(Records excerpted from a collection)
· · · ·

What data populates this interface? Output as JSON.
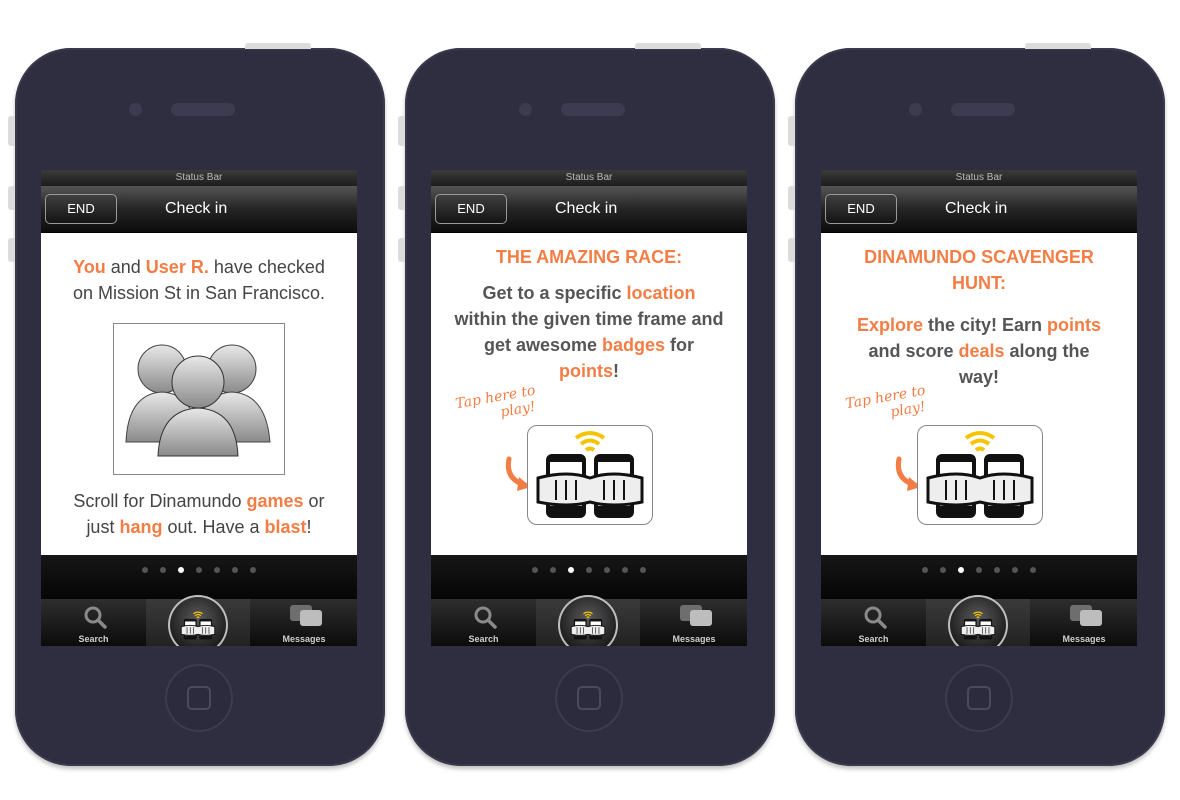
{
  "screens": [
    {
      "status_bar": "Status Bar",
      "end_button": "END",
      "title": "Check in",
      "line1": {
        "a": "You",
        "b": " and ",
        "c": "User R.",
        "d": " have checked"
      },
      "line2": "on Mission St in San Francisco.",
      "line3": {
        "a": "Scroll for Dinamundo ",
        "b": "games",
        "c": " or"
      },
      "line4": {
        "a": "just ",
        "b": "hang",
        "c": " out. Have a ",
        "d": "blast",
        "e": "!"
      }
    },
    {
      "status_bar": "Status Bar",
      "end_button": "END",
      "title": "Check in",
      "heading": "THE AMAZING RACE:",
      "line1": {
        "a": "Get to a specific ",
        "b": "location"
      },
      "line2": "within the given time frame and",
      "line3": {
        "a": "get awesome ",
        "b": "badges",
        "c": " for"
      },
      "line4": {
        "a": "points",
        "b": "!"
      },
      "tap_hint": {
        "a": "Tap here to",
        "b": "play!"
      }
    },
    {
      "status_bar": "Status Bar",
      "end_button": "END",
      "title": "Check in",
      "heading1": "DINAMUNDO SCAVENGER",
      "heading2": "HUNT:",
      "line1": {
        "a": "Explore",
        "b": " the city! Earn ",
        "c": "points"
      },
      "line2": {
        "a": "and score ",
        "b": "deals",
        "c": " along the"
      },
      "line3": "way!",
      "tap_hint": {
        "a": "Tap here to",
        "b": "play!"
      }
    }
  ],
  "tabbar": {
    "search": "Search",
    "messages": "Messages"
  },
  "colors": {
    "accent": "#f47d45",
    "frame": "#2f2e40",
    "text": "#555555"
  },
  "icons": [
    "users-group-icon",
    "search-icon",
    "messages-icon",
    "play-phones-icon",
    "camera-icon",
    "speaker-icon",
    "home-button-icon"
  ]
}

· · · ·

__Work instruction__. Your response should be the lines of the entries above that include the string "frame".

__Solution for this problem__.
      "line2": "within the given time frame and",
    "frame": "#2f2e40",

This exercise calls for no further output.